#### Exercise aim
How many lines in the data below contain the string "supply"? State that number only.

#### Exercise inputs
□ □ □ □ □

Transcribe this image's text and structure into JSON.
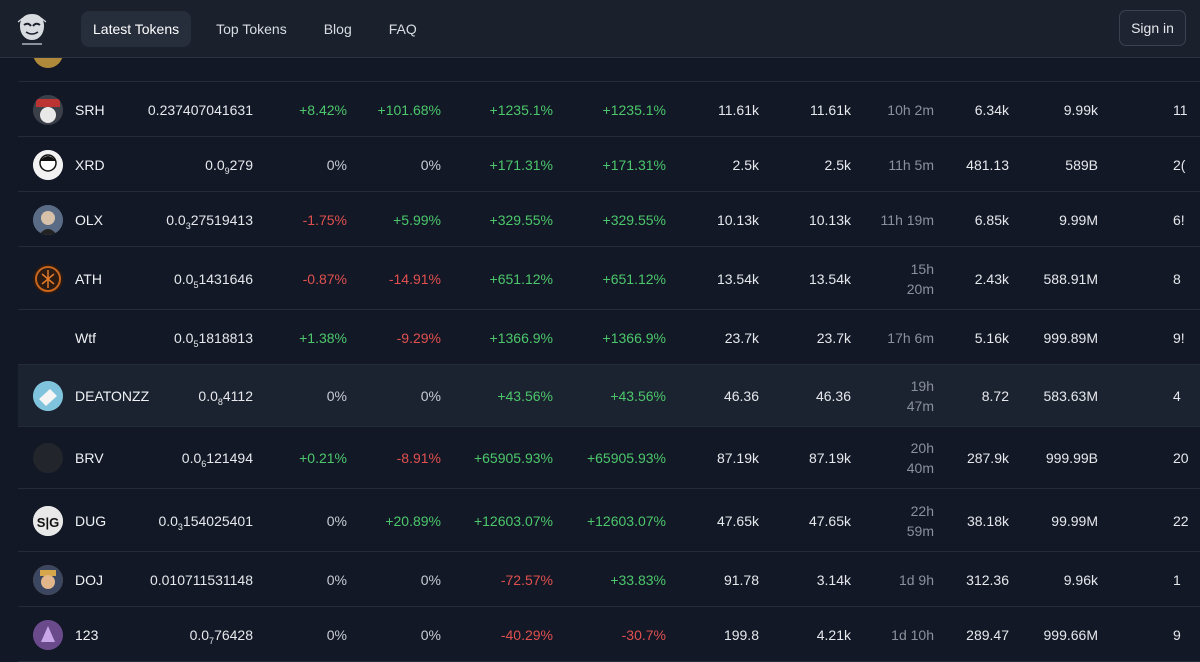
{
  "header": {
    "nav": [
      "Latest Tokens",
      "Top Tokens",
      "Blog",
      "FAQ"
    ],
    "signin": "Sign in"
  },
  "rows": [
    {
      "sym": "SRH",
      "p_pre": "0.237407041631",
      "p_sub": "",
      "p_post": "",
      "c1": "+8.42%",
      "c2": "+101.68%",
      "c3": "+1235.1%",
      "c4": "+1235.1%",
      "v1": "11.61k",
      "v2": "11.61k",
      "age": "10h 2m",
      "v3": "6.34k",
      "supply": "9.99k",
      "edge": "11"
    },
    {
      "sym": "XRD",
      "p_pre": "0.0",
      "p_sub": "9",
      "p_post": "279",
      "c1": "0%",
      "c2": "0%",
      "c3": "+171.31%",
      "c4": "+171.31%",
      "v1": "2.5k",
      "v2": "2.5k",
      "age": "11h 5m",
      "v3": "481.13",
      "supply": "589B",
      "edge": "2("
    },
    {
      "sym": "OLX",
      "p_pre": "0.0",
      "p_sub": "3",
      "p_post": "27519413",
      "c1": "-1.75%",
      "c2": "+5.99%",
      "c3": "+329.55%",
      "c4": "+329.55%",
      "v1": "10.13k",
      "v2": "10.13k",
      "age": "11h 19m",
      "v3": "6.85k",
      "supply": "9.99M",
      "edge": "6!"
    },
    {
      "sym": "ATH",
      "p_pre": "0.0",
      "p_sub": "5",
      "p_post": "1431646",
      "c1": "-0.87%",
      "c2": "-14.91%",
      "c3": "+651.12%",
      "c4": "+651.12%",
      "v1": "13.54k",
      "v2": "13.54k",
      "age_a": "15h",
      "age_b": "20m",
      "v3": "2.43k",
      "supply": "588.91M",
      "edge": "8"
    },
    {
      "sym": "Wtf",
      "p_pre": "0.0",
      "p_sub": "5",
      "p_post": "1818813",
      "c1": "+1.38%",
      "c2": "-9.29%",
      "c3": "+1366.9%",
      "c4": "+1366.9%",
      "v1": "23.7k",
      "v2": "23.7k",
      "age": "17h 6m",
      "v3": "5.16k",
      "supply": "999.89M",
      "edge": "9!"
    },
    {
      "sym": "DEATONZZ",
      "p_pre": "0.0",
      "p_sub": "8",
      "p_post": "4112",
      "c1": "0%",
      "c2": "0%",
      "c3": "+43.56%",
      "c4": "+43.56%",
      "v1": "46.36",
      "v2": "46.36",
      "age_a": "19h",
      "age_b": "47m",
      "v3": "8.72",
      "supply": "583.63M",
      "edge": "4"
    },
    {
      "sym": "BRV",
      "p_pre": "0.0",
      "p_sub": "6",
      "p_post": "121494",
      "c1": "+0.21%",
      "c2": "-8.91%",
      "c3": "+65905.93%",
      "c4": "+65905.93%",
      "v1": "87.19k",
      "v2": "87.19k",
      "age_a": "20h",
      "age_b": "40m",
      "v3": "287.9k",
      "supply": "999.99B",
      "edge": "20"
    },
    {
      "sym": "DUG",
      "p_pre": "0.0",
      "p_sub": "3",
      "p_post": "154025401",
      "c1": "0%",
      "c2": "+20.89%",
      "c3": "+12603.07%",
      "c4": "+12603.07%",
      "v1": "47.65k",
      "v2": "47.65k",
      "age_a": "22h",
      "age_b": "59m",
      "v3": "38.18k",
      "supply": "99.99M",
      "edge": "22"
    },
    {
      "sym": "DOJ",
      "p_pre": "0.010711531148",
      "p_sub": "",
      "p_post": "",
      "c1": "0%",
      "c2": "0%",
      "c3": "-72.57%",
      "c4": "+33.83%",
      "v1": "91.78",
      "v2": "3.14k",
      "age": "1d 9h",
      "v3": "312.36",
      "supply": "9.96k",
      "edge": "1"
    },
    {
      "sym": "123",
      "p_pre": "0.0",
      "p_sub": "7",
      "p_post": "76428",
      "c1": "0%",
      "c2": "0%",
      "c3": "-40.29%",
      "c4": "-30.7%",
      "v1": "199.8",
      "v2": "4.21k",
      "age": "1d 10h",
      "v3": "289.47",
      "supply": "999.66M",
      "edge": "9"
    }
  ],
  "colors": {
    "pos": "#4cc76b",
    "neg": "#e0504f",
    "bg": "#121826",
    "header": "#1a202c"
  }
}
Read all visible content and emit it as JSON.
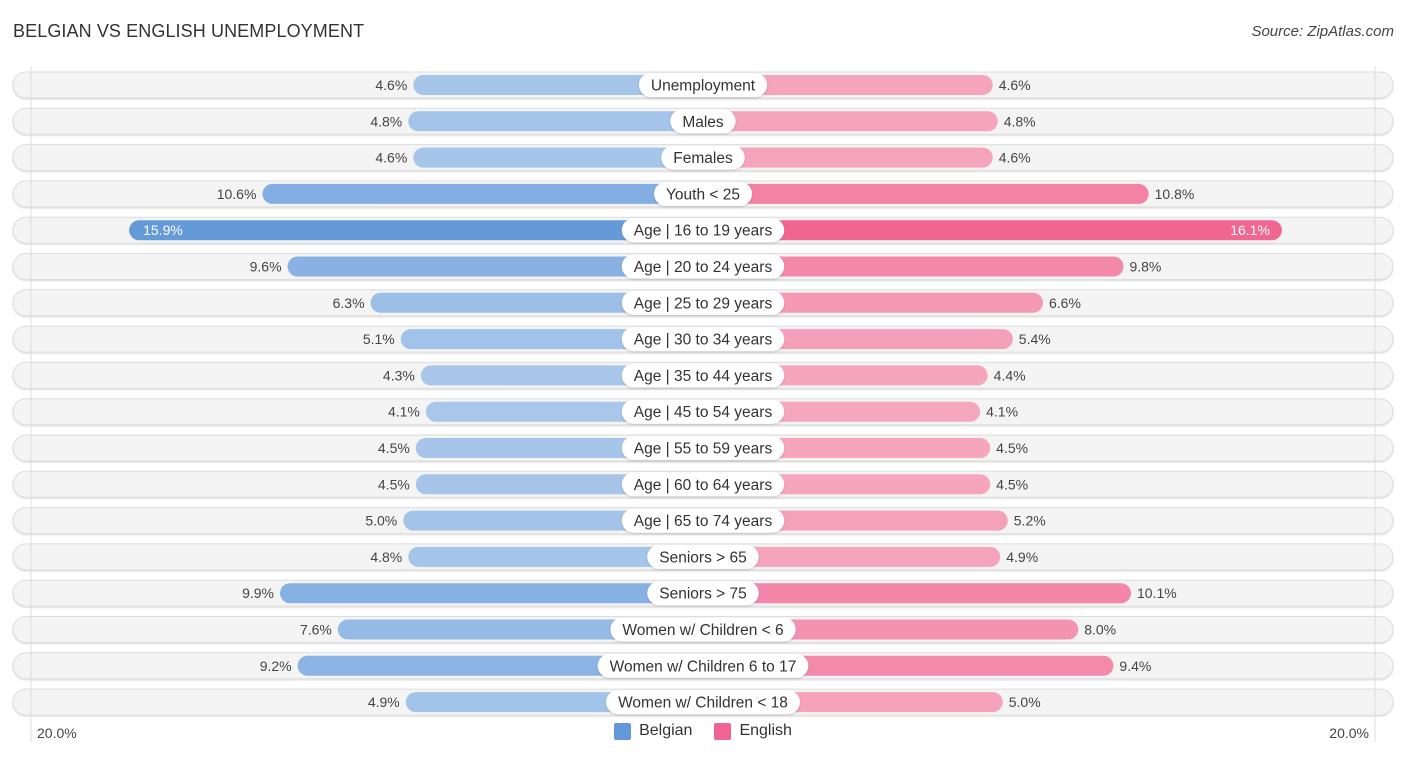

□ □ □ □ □

#### Answer box
10